▶ Exercise description: Filter the listing below, keeping every line that holds "title".

######

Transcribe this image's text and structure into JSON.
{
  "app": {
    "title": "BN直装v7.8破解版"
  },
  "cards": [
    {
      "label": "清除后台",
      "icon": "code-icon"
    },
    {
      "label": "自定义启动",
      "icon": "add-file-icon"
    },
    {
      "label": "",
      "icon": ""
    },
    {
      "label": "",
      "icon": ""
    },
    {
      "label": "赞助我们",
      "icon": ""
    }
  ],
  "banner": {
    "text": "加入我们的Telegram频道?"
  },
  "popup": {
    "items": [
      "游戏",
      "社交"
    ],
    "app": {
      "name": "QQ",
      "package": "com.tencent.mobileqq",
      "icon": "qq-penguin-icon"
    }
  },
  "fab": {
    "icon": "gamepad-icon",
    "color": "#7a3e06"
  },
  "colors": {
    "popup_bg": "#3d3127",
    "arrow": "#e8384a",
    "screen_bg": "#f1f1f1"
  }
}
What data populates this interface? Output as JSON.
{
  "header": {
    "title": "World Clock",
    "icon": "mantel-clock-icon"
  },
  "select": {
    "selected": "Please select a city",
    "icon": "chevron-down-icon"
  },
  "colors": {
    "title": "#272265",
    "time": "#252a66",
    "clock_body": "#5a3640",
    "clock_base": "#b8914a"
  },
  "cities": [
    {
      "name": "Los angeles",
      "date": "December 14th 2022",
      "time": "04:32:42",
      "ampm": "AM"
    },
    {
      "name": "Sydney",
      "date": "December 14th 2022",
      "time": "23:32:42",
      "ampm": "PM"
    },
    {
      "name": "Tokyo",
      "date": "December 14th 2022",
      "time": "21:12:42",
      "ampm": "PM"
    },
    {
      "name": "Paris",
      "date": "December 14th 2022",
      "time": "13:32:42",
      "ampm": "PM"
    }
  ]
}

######

▶ Task response:
    "title": "BN直装v7.8破解版"
    "title": "World Clock",
    "title": "#272265",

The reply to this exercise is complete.